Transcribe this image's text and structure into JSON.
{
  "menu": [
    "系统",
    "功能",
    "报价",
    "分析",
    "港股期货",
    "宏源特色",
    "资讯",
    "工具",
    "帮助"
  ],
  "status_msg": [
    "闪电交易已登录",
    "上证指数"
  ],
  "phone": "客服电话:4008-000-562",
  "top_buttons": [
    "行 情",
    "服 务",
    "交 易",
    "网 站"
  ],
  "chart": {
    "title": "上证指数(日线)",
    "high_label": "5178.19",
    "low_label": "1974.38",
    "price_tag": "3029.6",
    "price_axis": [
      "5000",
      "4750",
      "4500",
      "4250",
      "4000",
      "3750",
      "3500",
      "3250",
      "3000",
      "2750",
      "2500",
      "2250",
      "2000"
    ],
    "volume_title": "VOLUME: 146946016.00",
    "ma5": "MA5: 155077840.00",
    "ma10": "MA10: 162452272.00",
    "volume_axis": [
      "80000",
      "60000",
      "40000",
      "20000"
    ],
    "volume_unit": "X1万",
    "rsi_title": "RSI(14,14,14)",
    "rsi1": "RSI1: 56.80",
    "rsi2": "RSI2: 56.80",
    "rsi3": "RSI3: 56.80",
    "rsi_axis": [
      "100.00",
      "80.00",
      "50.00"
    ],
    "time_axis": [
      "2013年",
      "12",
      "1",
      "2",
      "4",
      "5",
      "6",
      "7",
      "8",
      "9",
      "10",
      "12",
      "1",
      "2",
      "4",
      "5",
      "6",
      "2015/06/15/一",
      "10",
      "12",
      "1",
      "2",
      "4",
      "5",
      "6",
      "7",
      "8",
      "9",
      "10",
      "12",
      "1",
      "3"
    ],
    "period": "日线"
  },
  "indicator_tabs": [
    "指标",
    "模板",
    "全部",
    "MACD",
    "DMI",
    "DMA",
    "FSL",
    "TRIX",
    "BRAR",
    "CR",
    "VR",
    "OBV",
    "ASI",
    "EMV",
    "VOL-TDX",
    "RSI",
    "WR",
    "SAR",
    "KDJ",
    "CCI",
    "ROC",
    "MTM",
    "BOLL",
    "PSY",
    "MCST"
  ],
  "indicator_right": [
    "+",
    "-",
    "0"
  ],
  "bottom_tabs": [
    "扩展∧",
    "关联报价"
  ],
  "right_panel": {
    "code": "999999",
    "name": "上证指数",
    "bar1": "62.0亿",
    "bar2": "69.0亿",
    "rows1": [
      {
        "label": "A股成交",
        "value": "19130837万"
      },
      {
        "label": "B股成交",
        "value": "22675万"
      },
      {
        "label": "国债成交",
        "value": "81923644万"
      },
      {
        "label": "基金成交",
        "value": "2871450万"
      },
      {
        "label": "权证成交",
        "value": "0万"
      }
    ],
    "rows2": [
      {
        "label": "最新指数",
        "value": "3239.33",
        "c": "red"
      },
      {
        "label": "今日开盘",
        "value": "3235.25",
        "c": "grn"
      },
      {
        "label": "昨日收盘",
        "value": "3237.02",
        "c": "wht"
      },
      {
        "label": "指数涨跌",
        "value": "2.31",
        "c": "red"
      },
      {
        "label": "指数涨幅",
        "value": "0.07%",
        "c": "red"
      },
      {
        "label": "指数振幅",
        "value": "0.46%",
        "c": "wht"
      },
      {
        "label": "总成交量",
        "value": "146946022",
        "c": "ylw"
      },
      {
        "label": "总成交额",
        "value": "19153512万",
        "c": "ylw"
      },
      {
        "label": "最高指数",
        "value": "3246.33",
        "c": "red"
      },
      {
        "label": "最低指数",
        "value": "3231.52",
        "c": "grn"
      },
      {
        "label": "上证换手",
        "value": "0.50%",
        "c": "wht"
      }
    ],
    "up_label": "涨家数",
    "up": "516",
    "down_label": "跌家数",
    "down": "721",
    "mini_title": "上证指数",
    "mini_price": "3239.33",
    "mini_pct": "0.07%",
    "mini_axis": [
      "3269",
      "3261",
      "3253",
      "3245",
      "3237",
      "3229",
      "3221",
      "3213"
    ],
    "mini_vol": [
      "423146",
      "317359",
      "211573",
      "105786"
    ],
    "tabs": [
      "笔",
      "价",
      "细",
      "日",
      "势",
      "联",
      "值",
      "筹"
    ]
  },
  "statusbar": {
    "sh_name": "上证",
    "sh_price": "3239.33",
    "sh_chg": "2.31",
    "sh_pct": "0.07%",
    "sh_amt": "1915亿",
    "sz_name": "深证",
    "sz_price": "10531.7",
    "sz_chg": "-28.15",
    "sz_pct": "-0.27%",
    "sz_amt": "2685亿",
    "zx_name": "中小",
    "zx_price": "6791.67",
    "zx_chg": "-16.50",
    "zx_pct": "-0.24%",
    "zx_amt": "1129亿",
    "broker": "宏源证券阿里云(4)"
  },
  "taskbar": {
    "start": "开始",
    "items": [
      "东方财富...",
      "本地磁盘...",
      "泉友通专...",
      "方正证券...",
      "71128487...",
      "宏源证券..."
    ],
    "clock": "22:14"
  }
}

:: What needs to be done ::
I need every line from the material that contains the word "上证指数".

:: Your solution ::
    "上证指数"
    "title": "上证指数(日线)",
    "name": "上证指数",
    "mini_title": "上证指数",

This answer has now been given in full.